## Task to complete
Word for word, restate each of the entries below, and drop every picture.

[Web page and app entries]
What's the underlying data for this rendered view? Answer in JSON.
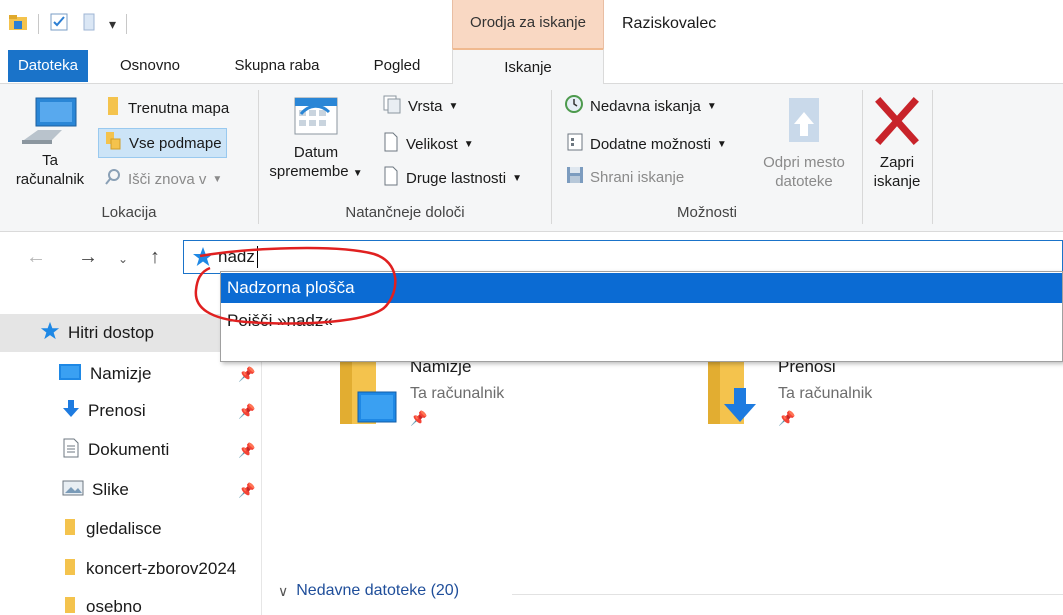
{
  "titlebar": {
    "context_group": "Orodja za iskanje",
    "app_title": "Raziskovalec"
  },
  "tabs": [
    {
      "label": "Datoteka"
    },
    {
      "label": "Osnovno"
    },
    {
      "label": "Skupna raba"
    },
    {
      "label": "Pogled"
    },
    {
      "label": "Iskanje"
    }
  ],
  "ribbon": {
    "lokacija": {
      "group_label": "Lokacija",
      "this_pc_line1": "Ta",
      "this_pc_line2": "računalnik",
      "current_folder": "Trenutna mapa",
      "all_subfolders": "Vse podmape",
      "search_again": "Išči znova v"
    },
    "refine": {
      "group_label": "Natančneje določi",
      "date_modified_line1": "Datum",
      "date_modified_line2": "spremembe",
      "kind": "Vrsta",
      "size": "Velikost",
      "other_properties": "Druge lastnosti"
    },
    "options": {
      "group_label": "Možnosti",
      "recent_searches": "Nedavna iskanja",
      "advanced_options": "Dodatne možnosti",
      "save_search": "Shrani iskanje",
      "open_location_line1": "Odpri mesto",
      "open_location_line2": "datoteke"
    },
    "close": {
      "line1": "Zapri",
      "line2": "iskanje"
    }
  },
  "address": {
    "value": "nadz"
  },
  "suggestions": [
    {
      "label": "Nadzorna plošča"
    },
    {
      "label": "Poišči »nadz«"
    }
  ],
  "sidebar": {
    "items": [
      {
        "label": "Hitri dostop",
        "icon": "star-icon"
      },
      {
        "label": "Namizje",
        "icon": "desktop-icon",
        "pinned": true
      },
      {
        "label": "Prenosi",
        "icon": "download-icon",
        "pinned": true
      },
      {
        "label": "Dokumenti",
        "icon": "document-icon",
        "pinned": true
      },
      {
        "label": "Slike",
        "icon": "pictures-icon",
        "pinned": true
      },
      {
        "label": "gledalisce",
        "icon": "folder-icon"
      },
      {
        "label": "koncert-zborov2024",
        "icon": "folder-icon"
      },
      {
        "label": "osebno",
        "icon": "folder-icon"
      }
    ]
  },
  "content": {
    "tiles": [
      {
        "title": "Namizje",
        "subtitle": "Ta računalnik"
      },
      {
        "title": "Prenosi",
        "subtitle": "Ta računalnik"
      }
    ],
    "recent_section": "Nedavne datoteke (20)"
  },
  "colors": {
    "accent": "#1a73c9",
    "context_tab": "#f9d8c3",
    "annotation": "#e02020",
    "folder": "#f4c34d"
  }
}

## Task result
What's the underlying data for this rendered view? Answer in JSON.
{
  "titlebar": {
    "context_group": "Orodja za iskanje",
    "app_title": "Raziskovalec"
  },
  "tabs": [
    {
      "label": "Datoteka"
    },
    {
      "label": "Osnovno"
    },
    {
      "label": "Skupna raba"
    },
    {
      "label": "Pogled"
    },
    {
      "label": "Iskanje"
    }
  ],
  "ribbon": {
    "lokacija": {
      "group_label": "Lokacija",
      "this_pc_line1": "Ta",
      "this_pc_line2": "računalnik",
      "current_folder": "Trenutna mapa",
      "all_subfolders": "Vse podmape",
      "search_again": "Išči znova v"
    },
    "refine": {
      "group_label": "Natančneje določi",
      "date_modified_line1": "Datum",
      "date_modified_line2": "spremembe",
      "kind": "Vrsta",
      "size": "Velikost",
      "other_properties": "Druge lastnosti"
    },
    "options": {
      "group_label": "Možnosti",
      "recent_searches": "Nedavna iskanja",
      "advanced_options": "Dodatne možnosti",
      "save_search": "Shrani iskanje",
      "open_location_line1": "Odpri mesto",
      "open_location_line2": "datoteke"
    },
    "close": {
      "line1": "Zapri",
      "line2": "iskanje"
    }
  },
  "address": {
    "value": "nadz"
  },
  "suggestions": [
    {
      "label": "Nadzorna plošča"
    },
    {
      "label": "Poišči »nadz«"
    }
  ],
  "sidebar": {
    "items": [
      {
        "label": "Hitri dostop",
        "icon": "star-icon"
      },
      {
        "label": "Namizje",
        "icon": "desktop-icon",
        "pinned": true
      },
      {
        "label": "Prenosi",
        "icon": "download-icon",
        "pinned": true
      },
      {
        "label": "Dokumenti",
        "icon": "document-icon",
        "pinned": true
      },
      {
        "label": "Slike",
        "icon": "pictures-icon",
        "pinned": true
      },
      {
        "label": "gledalisce",
        "icon": "folder-icon"
      },
      {
        "label": "koncert-zborov2024",
        "icon": "folder-icon"
      },
      {
        "label": "osebno",
        "icon": "folder-icon"
      }
    ]
  },
  "content": {
    "tiles": [
      {
        "title": "Namizje",
        "subtitle": "Ta računalnik"
      },
      {
        "title": "Prenosi",
        "subtitle": "Ta računalnik"
      }
    ],
    "recent_section": "Nedavne datoteke (20)"
  },
  "colors": {
    "accent": "#1a73c9",
    "context_tab": "#f9d8c3",
    "annotation": "#e02020",
    "folder": "#f4c34d"
  }
}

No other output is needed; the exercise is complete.